> _What you should do_: In the data below, find the lines containing "title" and say how many there are, nothing more.

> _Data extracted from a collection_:

★ ★ ★ ★

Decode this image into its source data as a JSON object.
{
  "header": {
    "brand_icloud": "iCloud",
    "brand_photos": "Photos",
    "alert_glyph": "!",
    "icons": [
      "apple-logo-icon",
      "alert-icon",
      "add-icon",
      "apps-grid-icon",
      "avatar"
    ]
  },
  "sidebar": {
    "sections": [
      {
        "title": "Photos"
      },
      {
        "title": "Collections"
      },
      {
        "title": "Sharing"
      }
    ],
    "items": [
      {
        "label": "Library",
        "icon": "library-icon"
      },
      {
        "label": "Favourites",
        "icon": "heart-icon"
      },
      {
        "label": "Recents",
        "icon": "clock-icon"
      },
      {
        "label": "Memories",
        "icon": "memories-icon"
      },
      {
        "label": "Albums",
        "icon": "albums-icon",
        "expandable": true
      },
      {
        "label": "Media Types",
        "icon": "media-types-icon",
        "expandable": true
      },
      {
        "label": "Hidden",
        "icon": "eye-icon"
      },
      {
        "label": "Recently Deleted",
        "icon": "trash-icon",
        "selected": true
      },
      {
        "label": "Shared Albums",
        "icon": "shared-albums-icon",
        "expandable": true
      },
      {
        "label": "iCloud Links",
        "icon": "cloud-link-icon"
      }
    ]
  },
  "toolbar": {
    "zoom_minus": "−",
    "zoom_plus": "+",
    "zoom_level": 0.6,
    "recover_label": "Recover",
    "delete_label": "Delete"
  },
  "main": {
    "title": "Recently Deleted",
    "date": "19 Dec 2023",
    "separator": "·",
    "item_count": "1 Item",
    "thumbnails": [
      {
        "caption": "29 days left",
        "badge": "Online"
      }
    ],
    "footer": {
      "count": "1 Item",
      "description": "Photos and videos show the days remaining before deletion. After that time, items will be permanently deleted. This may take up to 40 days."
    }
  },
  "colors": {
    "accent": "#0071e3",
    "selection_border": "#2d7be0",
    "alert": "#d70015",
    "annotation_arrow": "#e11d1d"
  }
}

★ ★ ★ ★

> _Exercise result_: 4